Study results from researchers at the University of Wisconsin–Milwaukee and United States Drug Testing Laboratory Inc. (USDTL), of Des Plaines, Ill., demonstrate that the direct alcohol biomarker ethyl glucuronide (EtG) has promising ability to differentiate between various levels of alcohol consumption when analyzed in fingernail and hair specimens.
Reinforcing earlier research, the study also demonstrated the effectiveness of EtG testing in alternate specimen types, especially fingernails, as an objective long-term alcohol biomarker. The researchers published their findings in the online edition of the journal Addiction, which will also publish the study findings in an early 2014 print issue.
Ethanol is metabolically converted to EtG in the liver, which can then be captured within the keratin fibers of growing fingernails and hair. The detection of EtG in hair as a measure of chronic excessive alcohol consumption (as supported by the Society of Hair Testing) has become more prevalent in the drug and alcohol testing industry in the past decade.

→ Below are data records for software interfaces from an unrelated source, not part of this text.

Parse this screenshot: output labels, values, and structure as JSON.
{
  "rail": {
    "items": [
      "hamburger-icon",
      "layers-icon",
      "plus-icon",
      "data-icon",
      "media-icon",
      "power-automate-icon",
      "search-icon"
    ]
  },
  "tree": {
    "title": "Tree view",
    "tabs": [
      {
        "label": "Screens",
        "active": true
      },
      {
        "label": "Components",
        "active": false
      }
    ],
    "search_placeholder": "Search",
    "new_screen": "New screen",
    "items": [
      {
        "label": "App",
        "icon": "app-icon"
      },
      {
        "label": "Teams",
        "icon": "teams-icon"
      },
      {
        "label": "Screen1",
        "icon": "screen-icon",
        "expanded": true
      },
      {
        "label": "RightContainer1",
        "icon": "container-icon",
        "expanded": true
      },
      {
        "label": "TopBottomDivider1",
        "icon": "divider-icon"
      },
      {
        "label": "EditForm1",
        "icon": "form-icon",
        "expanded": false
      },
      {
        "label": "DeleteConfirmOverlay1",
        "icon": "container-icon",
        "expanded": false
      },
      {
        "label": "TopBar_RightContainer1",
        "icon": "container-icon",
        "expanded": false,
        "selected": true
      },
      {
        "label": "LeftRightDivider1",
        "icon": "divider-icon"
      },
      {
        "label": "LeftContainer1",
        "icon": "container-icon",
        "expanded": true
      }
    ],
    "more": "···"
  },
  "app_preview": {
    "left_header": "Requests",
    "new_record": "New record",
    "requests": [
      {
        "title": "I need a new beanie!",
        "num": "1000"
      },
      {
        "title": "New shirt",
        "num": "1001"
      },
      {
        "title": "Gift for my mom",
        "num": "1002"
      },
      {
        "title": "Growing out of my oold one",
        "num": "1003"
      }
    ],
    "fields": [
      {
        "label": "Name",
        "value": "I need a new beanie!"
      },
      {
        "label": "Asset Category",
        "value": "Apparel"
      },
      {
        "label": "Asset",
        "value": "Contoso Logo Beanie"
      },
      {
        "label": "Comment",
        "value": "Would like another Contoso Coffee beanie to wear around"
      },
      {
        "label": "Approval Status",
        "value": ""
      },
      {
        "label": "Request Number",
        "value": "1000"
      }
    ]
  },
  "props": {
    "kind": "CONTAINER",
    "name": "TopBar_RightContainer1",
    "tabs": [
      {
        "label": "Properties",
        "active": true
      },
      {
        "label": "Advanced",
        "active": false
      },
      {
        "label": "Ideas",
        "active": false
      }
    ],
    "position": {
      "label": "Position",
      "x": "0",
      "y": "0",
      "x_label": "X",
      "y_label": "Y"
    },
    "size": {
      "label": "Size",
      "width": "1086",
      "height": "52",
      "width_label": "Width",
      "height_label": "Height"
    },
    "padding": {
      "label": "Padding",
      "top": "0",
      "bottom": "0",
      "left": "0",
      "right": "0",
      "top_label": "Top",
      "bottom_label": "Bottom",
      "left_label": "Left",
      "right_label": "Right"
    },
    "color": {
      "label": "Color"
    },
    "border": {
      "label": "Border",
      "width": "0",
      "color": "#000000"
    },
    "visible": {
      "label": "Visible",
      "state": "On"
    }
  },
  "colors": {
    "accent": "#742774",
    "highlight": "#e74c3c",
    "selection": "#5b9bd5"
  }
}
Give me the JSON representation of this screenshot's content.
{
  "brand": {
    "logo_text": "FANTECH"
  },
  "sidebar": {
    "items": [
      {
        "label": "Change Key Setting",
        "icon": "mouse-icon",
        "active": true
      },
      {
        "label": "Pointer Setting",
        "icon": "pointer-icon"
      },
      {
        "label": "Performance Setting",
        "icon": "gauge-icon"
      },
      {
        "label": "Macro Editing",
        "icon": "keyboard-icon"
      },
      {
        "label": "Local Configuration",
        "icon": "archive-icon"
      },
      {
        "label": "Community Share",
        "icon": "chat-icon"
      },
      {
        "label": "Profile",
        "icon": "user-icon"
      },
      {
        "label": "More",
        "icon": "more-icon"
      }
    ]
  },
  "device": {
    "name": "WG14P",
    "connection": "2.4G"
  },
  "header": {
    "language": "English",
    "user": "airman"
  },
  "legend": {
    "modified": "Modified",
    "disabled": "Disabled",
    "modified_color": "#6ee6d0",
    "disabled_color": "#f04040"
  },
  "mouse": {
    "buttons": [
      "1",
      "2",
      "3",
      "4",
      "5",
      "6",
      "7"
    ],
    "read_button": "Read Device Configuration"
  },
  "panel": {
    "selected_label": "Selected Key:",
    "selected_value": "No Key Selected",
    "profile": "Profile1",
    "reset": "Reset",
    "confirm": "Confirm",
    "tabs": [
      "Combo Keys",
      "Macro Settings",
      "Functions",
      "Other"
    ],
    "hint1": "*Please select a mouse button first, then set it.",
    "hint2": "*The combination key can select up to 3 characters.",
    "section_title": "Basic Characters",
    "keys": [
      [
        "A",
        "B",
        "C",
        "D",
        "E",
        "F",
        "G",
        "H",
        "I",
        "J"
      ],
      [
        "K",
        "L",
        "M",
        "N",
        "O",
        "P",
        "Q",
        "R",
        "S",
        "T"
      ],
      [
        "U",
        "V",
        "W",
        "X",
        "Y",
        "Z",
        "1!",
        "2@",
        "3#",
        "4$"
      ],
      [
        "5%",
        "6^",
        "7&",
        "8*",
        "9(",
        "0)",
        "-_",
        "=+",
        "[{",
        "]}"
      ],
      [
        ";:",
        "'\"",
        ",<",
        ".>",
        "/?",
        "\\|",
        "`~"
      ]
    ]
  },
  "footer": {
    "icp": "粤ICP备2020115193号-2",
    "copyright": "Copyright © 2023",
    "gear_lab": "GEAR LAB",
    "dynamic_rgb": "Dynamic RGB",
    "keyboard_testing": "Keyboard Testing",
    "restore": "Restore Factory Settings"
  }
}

In 2011 USDTL developed an assay to analyze fingernails for the EtG metabolite. Scientists from USDTL secured funding from the National Institute on Alcohol Abuse and Alcoholism (NIAAA) to compare the effectiveness of EtG analysis in fingernails to EtG hair testing. Researchers from the Center for Addiction and Behavioral Health Research at the University of Wisconsin–Milwaukee lent their expertise in alcohol and substance abuse research to the study.
The research examined paired fingernail and hair specimens from more than 600 students attending a Midwestern university. The students were surveyed for their drinking history—how often and how much they drank—over the 90 days prior to the study to establish the level of alcohol consumption associated with each set of samples. Fingernail and hair analysis is able to detect EtG that has been captured by the samples within the previous 90 days of growth. The study authors theorized that college students would be more honest about their drinking habits because of a reduced stigma among their peers associated with drinking. Statistical analysis suggested that assumption was correct.
Based on their answers to the alcohol consumption survey, subjects were classified into one of three drinking categories: 1–14 drinks per week, 15–29 drinks per week, or 30 or more drinks per week. Each subject’s fingernail and hair specimens were then analyzed for the presence of EtG. The study authors statistically analyzed the assay results to see how effectively EtG analysis in fingernails and hair could identify alcohol consumption by subjects in each category.
The results demonstrated a very high efficiency of EtG analysis in both fingernail and hair samples to qualitatively identify any level of drinking. Fingernail analysis was 100% effective for identifying alcohol consumption in the highest category (more than 30 drinks per week—’high-risk’ drinking as classified by NIAAA). Some indications from the study results also suggest that EtG analysis in fingernails may hold promise as a quantitative analytical tool to distinguish between the different levels of alcohol consumption; however, further research is necessary to develop this potential use of fingernail EtG testing.